##### Given records
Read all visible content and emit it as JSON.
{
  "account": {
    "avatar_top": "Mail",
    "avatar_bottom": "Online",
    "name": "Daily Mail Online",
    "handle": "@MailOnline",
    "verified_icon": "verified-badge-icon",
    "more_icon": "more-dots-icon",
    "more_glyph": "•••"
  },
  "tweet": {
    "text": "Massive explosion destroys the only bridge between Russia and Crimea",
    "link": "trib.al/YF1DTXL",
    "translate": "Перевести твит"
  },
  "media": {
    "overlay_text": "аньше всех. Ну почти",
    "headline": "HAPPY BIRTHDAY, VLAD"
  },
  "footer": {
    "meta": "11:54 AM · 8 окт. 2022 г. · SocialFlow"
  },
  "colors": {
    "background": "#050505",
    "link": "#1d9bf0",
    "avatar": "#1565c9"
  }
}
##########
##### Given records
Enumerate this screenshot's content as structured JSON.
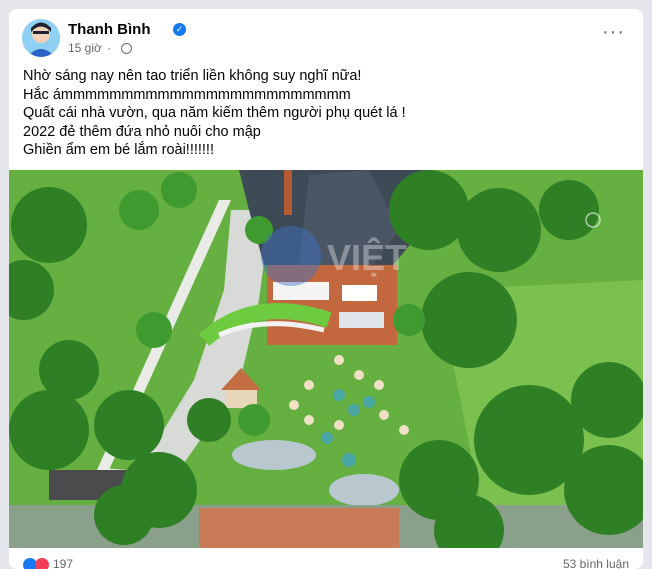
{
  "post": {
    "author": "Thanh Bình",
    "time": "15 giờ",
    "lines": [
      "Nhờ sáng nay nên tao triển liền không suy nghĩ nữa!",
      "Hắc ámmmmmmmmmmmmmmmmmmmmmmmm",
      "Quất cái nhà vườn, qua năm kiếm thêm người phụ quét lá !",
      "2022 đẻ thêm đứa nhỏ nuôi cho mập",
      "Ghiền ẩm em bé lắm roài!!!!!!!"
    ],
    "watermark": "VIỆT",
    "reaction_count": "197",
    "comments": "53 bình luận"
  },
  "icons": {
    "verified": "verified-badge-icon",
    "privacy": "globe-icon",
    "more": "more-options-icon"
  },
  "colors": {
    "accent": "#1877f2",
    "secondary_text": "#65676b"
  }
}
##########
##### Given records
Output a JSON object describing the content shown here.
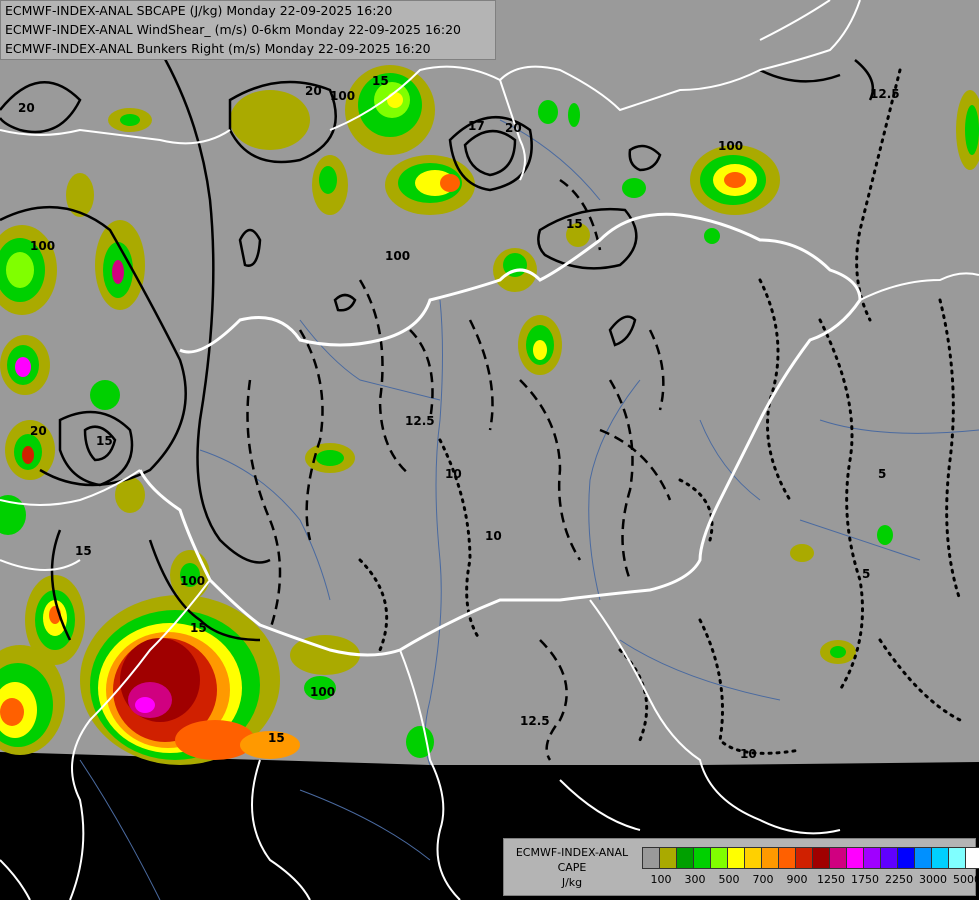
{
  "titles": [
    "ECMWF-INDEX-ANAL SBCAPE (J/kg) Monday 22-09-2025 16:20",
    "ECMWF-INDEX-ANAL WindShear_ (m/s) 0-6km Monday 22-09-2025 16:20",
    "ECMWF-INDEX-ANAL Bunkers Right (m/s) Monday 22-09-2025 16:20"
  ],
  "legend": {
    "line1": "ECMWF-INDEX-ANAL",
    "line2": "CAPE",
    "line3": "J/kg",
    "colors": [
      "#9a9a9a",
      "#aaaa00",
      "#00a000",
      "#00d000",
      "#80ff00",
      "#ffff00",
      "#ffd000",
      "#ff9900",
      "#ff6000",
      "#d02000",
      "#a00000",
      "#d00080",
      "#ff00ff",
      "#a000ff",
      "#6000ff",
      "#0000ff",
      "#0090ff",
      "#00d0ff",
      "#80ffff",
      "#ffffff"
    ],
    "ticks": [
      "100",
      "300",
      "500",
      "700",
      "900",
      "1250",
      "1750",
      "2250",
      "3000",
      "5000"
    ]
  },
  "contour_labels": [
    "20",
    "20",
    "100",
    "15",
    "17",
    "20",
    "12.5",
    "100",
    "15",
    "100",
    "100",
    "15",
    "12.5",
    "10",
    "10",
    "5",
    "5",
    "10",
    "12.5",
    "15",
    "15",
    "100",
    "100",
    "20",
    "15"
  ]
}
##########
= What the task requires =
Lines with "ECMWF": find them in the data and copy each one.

= Exercise answer =
    "ECMWF-INDEX-ANAL SBCAPE (J/kg) Monday 22-09-2025 16:20",
    "ECMWF-INDEX-ANAL WindShear_ (m/s) 0-6km Monday 22-09-2025 16:20",
    "ECMWF-INDEX-ANAL Bunkers Right (m/s) Monday 22-09-2025 16:20"
    "line1": "ECMWF-INDEX-ANAL",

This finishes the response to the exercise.